I am thankful that I made it through the month. I am proud of myself for setting the goal on October 31st of committing to daily gratitude posts – and meeting the goal! I have not been consistent with my daily writing this past year, but I managed to pull this off.

I am grateful, so incredibly grateful, to all of you who read my posts and supported me on this journey. Your comments, emails, and texts kept me focused and gave me strength when I was ready to say, “I’m not going to finish!”

Yet, here we are. Tomorrow is December 1st. I am reminded yet again how important it is to remain grateful in the midst of life’s challenges.

Did everything n November go according to plan? Of course not.

But so many amazing things happened in November – from Hamilton, to Brava!, to cookies with my sisters, and everything in between.

I am truly blessed to be surrounded by so much love. I am grateful for the opportunity to work and live independently. I appreciate your support and loyalty to me and my writing.

Welcome December!

30 Days of Thanks Day 27: Flannel Sheets

It is starting to get cold at night here in upstate New York. That means it’s time for the flannel sheets to come out.

I can’t move in bed if I have a lot of weight on my body. But I love to be warm. Flannel sheets are the perfect answer because they provide great warmth without extra weight.

Tonight I will be crawling into a bed made with penguin flannel sheets for the first time this season. Yes, I own penguin flannel sheets. Multiple sets if you want to know the truth.

You got a problem with a 44 year old spinster sleeping in a bed made with flannel sheets with penguins on them?! At least I don’t have cats!

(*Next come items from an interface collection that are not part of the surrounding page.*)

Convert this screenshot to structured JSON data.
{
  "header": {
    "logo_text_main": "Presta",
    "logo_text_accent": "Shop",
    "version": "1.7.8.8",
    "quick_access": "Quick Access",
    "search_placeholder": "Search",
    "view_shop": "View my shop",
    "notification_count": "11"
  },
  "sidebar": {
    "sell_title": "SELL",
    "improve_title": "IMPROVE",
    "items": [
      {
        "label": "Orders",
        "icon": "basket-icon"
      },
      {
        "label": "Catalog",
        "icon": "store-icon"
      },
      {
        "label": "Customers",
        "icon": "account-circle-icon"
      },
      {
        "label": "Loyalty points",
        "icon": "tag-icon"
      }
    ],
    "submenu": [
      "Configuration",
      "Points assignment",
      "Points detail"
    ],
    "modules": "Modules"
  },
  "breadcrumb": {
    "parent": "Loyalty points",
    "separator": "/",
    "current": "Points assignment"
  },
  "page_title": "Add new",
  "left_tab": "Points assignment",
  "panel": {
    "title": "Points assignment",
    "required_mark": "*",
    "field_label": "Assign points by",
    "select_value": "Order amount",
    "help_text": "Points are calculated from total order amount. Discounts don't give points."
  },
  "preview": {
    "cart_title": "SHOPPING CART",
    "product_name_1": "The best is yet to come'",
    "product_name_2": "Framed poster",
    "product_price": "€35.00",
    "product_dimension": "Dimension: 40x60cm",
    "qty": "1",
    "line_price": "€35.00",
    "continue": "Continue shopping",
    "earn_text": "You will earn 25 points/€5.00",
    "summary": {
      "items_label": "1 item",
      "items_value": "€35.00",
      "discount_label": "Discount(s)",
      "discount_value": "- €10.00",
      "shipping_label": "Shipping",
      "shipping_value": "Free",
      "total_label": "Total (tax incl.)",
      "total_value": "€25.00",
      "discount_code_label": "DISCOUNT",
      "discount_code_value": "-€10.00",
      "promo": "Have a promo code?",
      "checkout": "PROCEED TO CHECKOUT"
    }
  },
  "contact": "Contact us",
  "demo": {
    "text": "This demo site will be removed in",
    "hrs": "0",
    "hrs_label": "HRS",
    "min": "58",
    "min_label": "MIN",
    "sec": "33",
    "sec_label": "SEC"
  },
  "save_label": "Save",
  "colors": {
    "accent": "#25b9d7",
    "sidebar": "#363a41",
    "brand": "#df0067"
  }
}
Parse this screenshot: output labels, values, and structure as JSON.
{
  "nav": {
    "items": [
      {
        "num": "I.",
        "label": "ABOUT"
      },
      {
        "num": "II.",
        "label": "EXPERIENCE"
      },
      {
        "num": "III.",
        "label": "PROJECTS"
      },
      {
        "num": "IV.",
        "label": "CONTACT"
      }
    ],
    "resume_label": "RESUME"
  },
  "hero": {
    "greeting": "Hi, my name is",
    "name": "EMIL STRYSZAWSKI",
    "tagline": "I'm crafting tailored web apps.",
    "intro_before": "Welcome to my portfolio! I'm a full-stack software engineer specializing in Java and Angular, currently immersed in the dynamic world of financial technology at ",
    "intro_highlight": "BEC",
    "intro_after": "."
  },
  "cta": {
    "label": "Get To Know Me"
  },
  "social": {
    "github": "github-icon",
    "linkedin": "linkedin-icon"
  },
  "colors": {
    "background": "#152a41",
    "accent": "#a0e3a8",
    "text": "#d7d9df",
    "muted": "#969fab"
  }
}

A white peace lily flower stands amidst dark green leaves.

30 Days of Thanks Day 26: Flowers

I got back from my Thanksgiving holiday this afternoon. When I walked in my apartment, the first thing I saw was a new flower on my peace lily plant.

If you are unfamiliar with the story of my peace lily plant, and the significance of a new flower, I encourage you to read this post.

Coming home to a new flower felt like my sister and my father were greeting me as I returned from this past weekend. I smiled and offered a prayer of gratitude.

Then I managed to shove eight containers full of cookies in my freezer.

30 Days of Thanks Day 24: Pie for Breakfast Day!

It’s not even 7 AM and I’m already writing my daily gratitude. Today I am thankful for pie.

I am too full to enjoy pie after our big feast on Thanksgiving. So, I save them for breakfast the next day.

This year I’m enjoying a sliver of the following pies: chocolate Nutella, raspberry (made from the raspberry plants my dad gave my sister), pumpkin marscapone, pecan and apple. What pies are you grateful for today?